Where to eat and drink in the Tarn
This peaceful region in southwest France is an ideal spot to enjoy modern French cooking, browse the stalls at local markets and indulge in the fruits of the local Gaillac wine region
Check out our expert guide to the best places to eat and drink in Tarn, a tranquil southwest region of France. In Tarn, expect to find everything from bio-dynamic wine to family owned farms selling cheese. If you're feeling inspired, check out our best ever French recipes here.
This family-owned farm, in the hills near the village of Angles, is a classic example of the modern French farming experience. Owners Marie and Sebastien gave up their city jobs to take over Marie’s family’s herd of 45 dairy cows but while the family had previously sold their milk to a cooperative - for little profit – the couple now make award-winning cheeses that are sold and used in local shops and restaurants.
Organise a tour of their fromagerie for around 10am and you’re likely to find them making their organic camembert and roquefort. With a tour and cheese tasting costing €4 per person, amid idyllic surroundings, this is worth every centime. Arrive hungry!
00 33 668 345 574;
Taking your personal shopping trolley down to the local market is still how most people do their shopping in France, and it’s a great way to eke out the best of whatever the local area produces.

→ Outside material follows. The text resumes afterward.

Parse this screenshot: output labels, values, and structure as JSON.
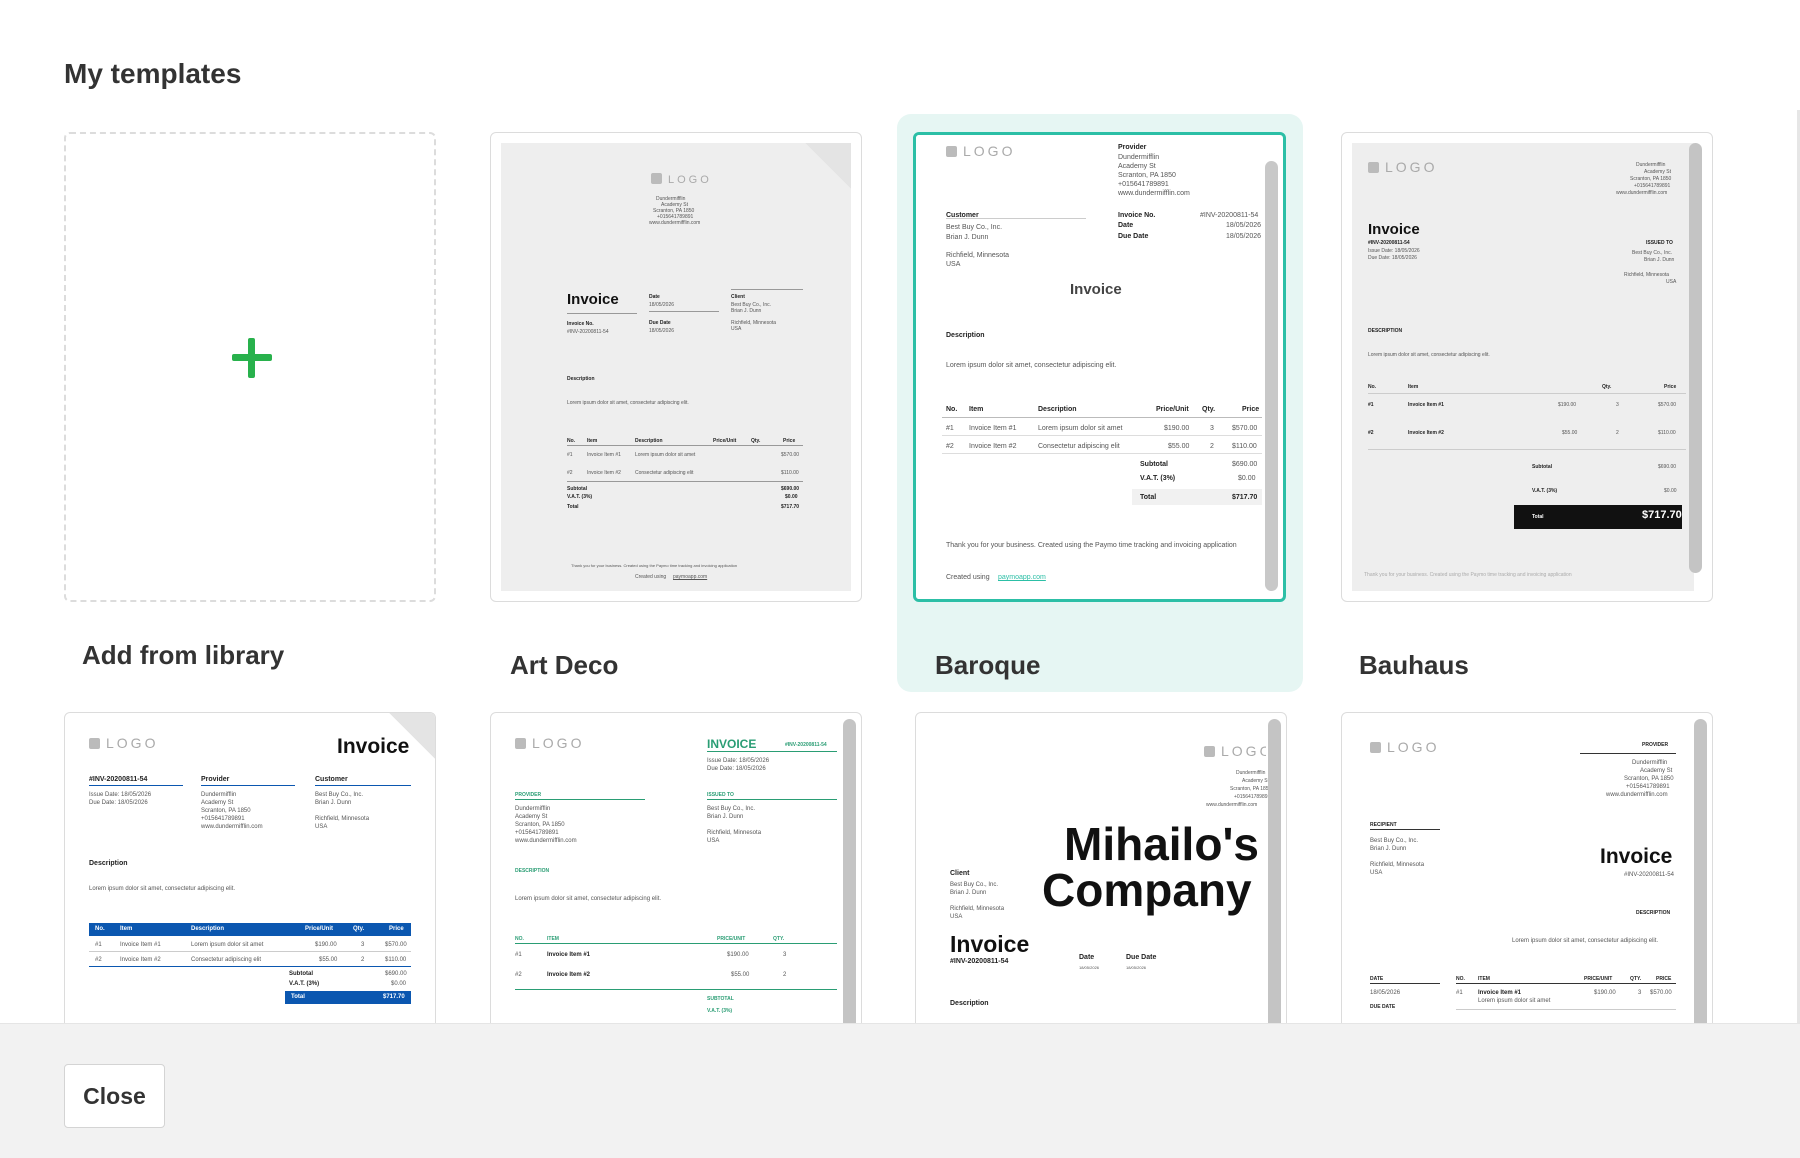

Albi’s covered market is a case in point. Grab a baguette and local, fresh duck pate and wander to a bench by the Tarn for a fresh, local lunch overlooking the river. During the summer months the size, variety and ripeness of tomatoes will astound you.
And don’t miss the Millas butchers and charcuterie stall - it’s where everyone in Albi, the regional capital, goes to buy their charcuterie and the queue speaks for itself.
Rue Émile Grand, Albi, France
If it’s delicious haute French cuisine you’re after, paired with local wines from the Gaillac region, then this smart rural hotel (with its own vineyard) hits the spot. Like the rest of the hotel, the restaurant is a study in restrained modern design, its sleek, steam-bent wooden chairs and white-clothed tables offering little distraction from the 13th century chateau’s old butter-stone walls.
Chef Ludovic Dziewulski is in charge of the kitchen – and is being tipped for the region’s first Michelin star thanks to dishes such as a deconstructed Provençal classic, pissaladiere and pate a choux, salted caramel and buckwheat ice cream.
Hotel guests can enjoy a free, pre-dinner wine tasting at 6pm each evening (add your amuse bouche of choice for €10) but if you’re not in the market for the full dinner experience, book in for the Menu Mauzac, a three-course, weekday, lunch menu that offers exceptional value for the quality of the food.
This Scottish-owned chateau and vineyard, in forests 10km from local wine hotspot Gaillac, offers a break from tradition in more ways than one. The beautifully restored 700 year old chateau at its heart is decorated with French artwork as well as old Scottish proverbs, and it was one of the first vineyards in the area to make bio-dynamic wine.
It’s definitely worth booking in for a tour of the vineyard; be sure to try their eau de vie – a spirit distilled from sweet wine, the Chateau de Mayragues version comes adorned with a large Scottish flag as its label.
If you’re after something a little different for dinner, head to L’ Epicurien. It’s currently one of the most fashionable restaurants in Albi thanks to a Swedish chef – Rikard Hult – who is putting a neat, Nordic spin on local French ingredients.
Expect dishes such as cured and pan-fried local rainbow trout with horseradish, veal tartare with dill and lemon, and cherry ‘soup’ with vanilla mousse and pain de Gênes (a dense almond cake). Plus lots of people watching (in this case Albi’s young and trendy).
This French restaurant, in Albi, was packed and buzzing during our visit, a state of affairs that didn’t surprise us once we’d tried its refined French cuisine. A second venture from the charismatic father-son duo behind it (their other restaurant, of the same name, is in Gaillac), it holds a Michelin plate.
Ask to sit in the covered courtyard at the back of the restaurant and, if it’s on the menu, definitely order the mango and pineapple carpaccio with kiwi fruit sorbet and passion fruit mousse. More reason to visit? It serves hundreds of local wines by the glass and each one comes with a printed label showing the grape, name and relevant wine region.
This restored 17th-century chateau, with its beautifully pale, oatmeal-coloured stone, provides the perfect balance of modern convenience and Old World soul. Now operating as a luxury B&B it’s a place where fires are lit, vases filled with fabulously blousy fresh flowers and antique and contemporary artworks sit side by side.
Ask to stay in the old wine pickers’ suite, with its en suite bathroom and a private drawing room with views over the vine-filled valley below.
Book in advance and you can enjoy a table d’hote dinner here, too; take a swim in the hotel’s south-facing swimming pool while owner Howard prepares a three-course meal using seasonal ingredients from the local market. Typical dishes include gazpacho, apple with goats cheese and endive and chocolate sable with fresh fruit.
For more general information on the Tarn region see tourisme-tarn.com or search for the hashtag #olivetravels on social media
Words | Adam Bush
Images | Le Domaine de Perches, Table du sommelier, L’ Epicurien, Chateau de Madragues, Chateau de Salettes, Adam Bush